◆ **Exercise aim**: A single figure is expected: how many lines of the data that follows contain the word "const".

Website and app data records:
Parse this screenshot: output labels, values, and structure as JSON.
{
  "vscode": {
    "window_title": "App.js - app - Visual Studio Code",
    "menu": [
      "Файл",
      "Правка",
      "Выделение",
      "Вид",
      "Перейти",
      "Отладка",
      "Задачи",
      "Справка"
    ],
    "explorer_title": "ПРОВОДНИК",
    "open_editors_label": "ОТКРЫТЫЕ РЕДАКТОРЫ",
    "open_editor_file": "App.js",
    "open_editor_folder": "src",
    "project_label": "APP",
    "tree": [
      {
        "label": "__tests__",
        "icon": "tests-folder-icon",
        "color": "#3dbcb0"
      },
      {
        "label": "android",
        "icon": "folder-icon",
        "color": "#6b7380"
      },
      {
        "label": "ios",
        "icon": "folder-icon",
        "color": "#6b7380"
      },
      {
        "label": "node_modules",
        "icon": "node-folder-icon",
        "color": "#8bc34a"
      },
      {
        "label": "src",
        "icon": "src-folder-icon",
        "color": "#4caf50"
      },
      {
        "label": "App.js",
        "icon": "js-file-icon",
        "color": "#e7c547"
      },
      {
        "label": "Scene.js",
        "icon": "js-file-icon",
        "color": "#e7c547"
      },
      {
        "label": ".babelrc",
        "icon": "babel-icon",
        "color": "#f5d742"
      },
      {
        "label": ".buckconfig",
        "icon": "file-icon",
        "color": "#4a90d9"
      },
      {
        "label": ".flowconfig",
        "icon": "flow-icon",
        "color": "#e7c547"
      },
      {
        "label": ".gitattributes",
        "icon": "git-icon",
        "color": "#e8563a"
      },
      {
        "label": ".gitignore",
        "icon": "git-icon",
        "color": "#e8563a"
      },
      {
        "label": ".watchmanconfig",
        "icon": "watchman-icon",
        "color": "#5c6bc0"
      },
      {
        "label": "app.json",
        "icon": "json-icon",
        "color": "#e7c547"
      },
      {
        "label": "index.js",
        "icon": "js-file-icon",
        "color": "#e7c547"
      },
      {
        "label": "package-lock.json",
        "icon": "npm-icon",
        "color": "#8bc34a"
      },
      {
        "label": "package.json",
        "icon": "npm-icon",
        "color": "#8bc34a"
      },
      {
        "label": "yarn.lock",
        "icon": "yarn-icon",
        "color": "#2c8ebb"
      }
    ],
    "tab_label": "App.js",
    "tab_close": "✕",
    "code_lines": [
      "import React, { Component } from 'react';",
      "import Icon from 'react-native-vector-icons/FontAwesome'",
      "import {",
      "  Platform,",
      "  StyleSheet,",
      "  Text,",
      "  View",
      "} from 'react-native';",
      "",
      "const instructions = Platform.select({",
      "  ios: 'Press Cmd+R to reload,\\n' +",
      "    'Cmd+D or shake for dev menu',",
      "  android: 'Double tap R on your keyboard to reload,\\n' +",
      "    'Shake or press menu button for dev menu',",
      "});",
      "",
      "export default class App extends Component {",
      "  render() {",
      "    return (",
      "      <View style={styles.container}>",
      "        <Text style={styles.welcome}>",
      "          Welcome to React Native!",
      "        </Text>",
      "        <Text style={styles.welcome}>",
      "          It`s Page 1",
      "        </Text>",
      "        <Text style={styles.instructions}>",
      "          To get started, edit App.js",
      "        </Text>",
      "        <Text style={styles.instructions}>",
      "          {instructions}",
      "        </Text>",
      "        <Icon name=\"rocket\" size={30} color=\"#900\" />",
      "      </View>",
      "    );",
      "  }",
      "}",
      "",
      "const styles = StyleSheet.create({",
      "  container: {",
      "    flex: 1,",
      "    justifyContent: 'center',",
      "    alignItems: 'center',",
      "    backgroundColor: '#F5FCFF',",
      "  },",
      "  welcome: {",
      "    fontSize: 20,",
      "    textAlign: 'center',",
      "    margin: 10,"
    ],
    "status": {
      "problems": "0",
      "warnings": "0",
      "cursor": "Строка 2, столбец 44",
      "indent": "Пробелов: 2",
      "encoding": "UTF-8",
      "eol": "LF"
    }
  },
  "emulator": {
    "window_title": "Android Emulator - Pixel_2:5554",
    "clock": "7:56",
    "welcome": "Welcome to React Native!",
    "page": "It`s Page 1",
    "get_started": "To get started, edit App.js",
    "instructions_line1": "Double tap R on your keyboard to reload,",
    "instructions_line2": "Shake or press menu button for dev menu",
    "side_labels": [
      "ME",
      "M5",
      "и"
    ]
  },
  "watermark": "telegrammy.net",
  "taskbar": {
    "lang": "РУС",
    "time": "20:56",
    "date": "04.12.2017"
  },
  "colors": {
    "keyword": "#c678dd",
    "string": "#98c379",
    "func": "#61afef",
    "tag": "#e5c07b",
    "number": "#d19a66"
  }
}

◆ **Exercise output**: 2